Watch it online for free!
I am totally enamored by artist Kehinde Wiley. For one thing he throws the most fabulous (and generous) parties in his massive, exquisitely appointed SoHo loft on many of the calendar’s holidays. But more importantly Kehinde,“has carved out a place for the heroic African-American figure in classical Western portraiture.” That’s quite a feat for just one man! Last year this intimate documentary by Jeff Dupre was brought to BAM — Kehinde Wiley: An Economy of Grace. For those of you that didn’t get a chance to go and see it, now you can watch it online for free. All I know is that the film deals with the artist’s exploration of female portraiture to reveal another side of black femininity. In the opening of the trailer for the film Kehinde states,“Everything is political, If I were to paint a bowl of fruit I would be a young, black American male painting a bowl of fruit.” How true. Watch this film, then take this brilliant opportunity to go see Kehinde’s current retrospective called Kehinde Wiley: A New Republic, now up at the Brooklyn Museum until May 24th.
A few weeks ago I attended a performance by The Dance Cartel (which is a group of 12 rotating dancers founded by Ani Taj) at the Ace Hotel. When I arrived at the door I couldn’t hear anything, the show had not even started, and it was already so loud and super high energy… I told Mossy who came with me, that I thought we were too sober for this. 3 drinks in, the music started to adjust a little. I was like why didn’t I smoke some greens before? The performance started, and the dancers started to move like they were in club in the 70s high on something. I mean they were already having so much fun 5 minutes into the performance, it was fascinating. They describe the show as “new modular-dance-party-arty.” I asked Thomas Gibbons (one of the dancers and a friend) to elaborate on that: “it’s really a mashup of all things we love. We often work off of the music that we find exciting and it informs whatever we’re doing. It could be a trap song that inspires some kind of Apache or agro style dance or a top 40 track that will evolve into Brazilian carnival dance.” It was great to see that they were not taking themselves too seriously. I got really into it, the audience is encouraged to dance and that’s what I did later on. “At the end of the day we just want the audience to have fun because we’re having fun.” This week’s special guests is one of our favs, John Early along with many others. See you on the floor!

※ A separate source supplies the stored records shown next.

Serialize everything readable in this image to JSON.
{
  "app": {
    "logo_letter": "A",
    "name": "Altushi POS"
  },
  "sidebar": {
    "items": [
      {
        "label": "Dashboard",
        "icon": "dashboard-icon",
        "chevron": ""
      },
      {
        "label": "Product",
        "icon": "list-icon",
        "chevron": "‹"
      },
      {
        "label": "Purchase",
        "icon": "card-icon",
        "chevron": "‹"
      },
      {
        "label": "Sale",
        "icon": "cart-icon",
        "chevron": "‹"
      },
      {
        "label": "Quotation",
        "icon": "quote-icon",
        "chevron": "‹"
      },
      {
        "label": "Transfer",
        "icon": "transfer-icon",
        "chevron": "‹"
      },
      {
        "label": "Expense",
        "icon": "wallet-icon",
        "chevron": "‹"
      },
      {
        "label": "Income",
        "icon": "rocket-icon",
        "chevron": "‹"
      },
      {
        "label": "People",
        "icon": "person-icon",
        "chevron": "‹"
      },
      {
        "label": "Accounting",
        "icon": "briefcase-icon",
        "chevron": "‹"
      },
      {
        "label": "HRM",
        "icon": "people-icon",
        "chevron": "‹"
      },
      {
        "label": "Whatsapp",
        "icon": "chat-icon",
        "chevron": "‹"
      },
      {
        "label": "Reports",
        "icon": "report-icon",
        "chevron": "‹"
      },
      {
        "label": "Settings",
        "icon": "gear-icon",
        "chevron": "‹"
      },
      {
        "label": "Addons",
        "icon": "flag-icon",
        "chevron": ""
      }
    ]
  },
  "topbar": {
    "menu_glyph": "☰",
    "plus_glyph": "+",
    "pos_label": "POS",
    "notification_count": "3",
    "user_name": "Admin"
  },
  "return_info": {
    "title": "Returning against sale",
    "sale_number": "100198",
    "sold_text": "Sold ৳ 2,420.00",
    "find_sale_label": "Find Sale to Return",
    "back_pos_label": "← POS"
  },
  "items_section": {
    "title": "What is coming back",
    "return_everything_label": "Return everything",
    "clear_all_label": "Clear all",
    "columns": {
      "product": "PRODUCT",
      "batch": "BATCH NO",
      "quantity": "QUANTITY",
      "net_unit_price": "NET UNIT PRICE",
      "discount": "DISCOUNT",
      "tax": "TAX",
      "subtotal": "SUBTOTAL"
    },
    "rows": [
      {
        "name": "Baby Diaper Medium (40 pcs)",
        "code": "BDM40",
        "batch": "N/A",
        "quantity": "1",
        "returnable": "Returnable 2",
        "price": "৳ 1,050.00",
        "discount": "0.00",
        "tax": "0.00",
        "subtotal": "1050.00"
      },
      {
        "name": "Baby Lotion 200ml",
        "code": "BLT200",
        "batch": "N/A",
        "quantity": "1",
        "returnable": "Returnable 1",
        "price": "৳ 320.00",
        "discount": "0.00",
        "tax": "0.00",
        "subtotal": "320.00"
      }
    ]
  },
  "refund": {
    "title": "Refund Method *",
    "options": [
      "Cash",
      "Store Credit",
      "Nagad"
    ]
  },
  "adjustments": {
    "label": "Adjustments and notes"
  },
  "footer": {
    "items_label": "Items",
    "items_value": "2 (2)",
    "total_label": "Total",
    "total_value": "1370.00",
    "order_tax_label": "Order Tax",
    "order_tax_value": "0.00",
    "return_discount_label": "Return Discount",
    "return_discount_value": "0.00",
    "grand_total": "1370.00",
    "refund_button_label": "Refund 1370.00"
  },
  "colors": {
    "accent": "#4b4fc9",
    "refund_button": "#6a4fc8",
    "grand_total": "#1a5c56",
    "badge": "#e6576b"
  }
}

This is not something we usually do, but we’ve decided to feature a show we haven’t seen yet. It’s an original Netflix series called Grace & Frankie by the creator of Friends (yeah I know) that we will absolutely watch (at least the first ep) because it stars two of the baddest bitches in Hollywood. I’m talking about Jane Fonda and Lily Tomlin, two brilliant women, who over the last 50 years, have created incredibly unique careers — frankly, they could star in a Tyler Perry movie and I’d line up to see it. In this case they star as “two women who form an unlikely bond after their husbands reveal they are gay and leave them for each other.” The reviews I’ve read have said the writing feels a bit dated (no surprise considering the creator’s biggest hit started in 1994) and that the main characters come across as unlikable. That may be all true, but as I said earlier, these bitches have built up enough goodwill with me that I’ll give Grace & Frankie a shot, I mean, I’ve taken risks with worse sounding crap on Netflix and lived to tell the tale.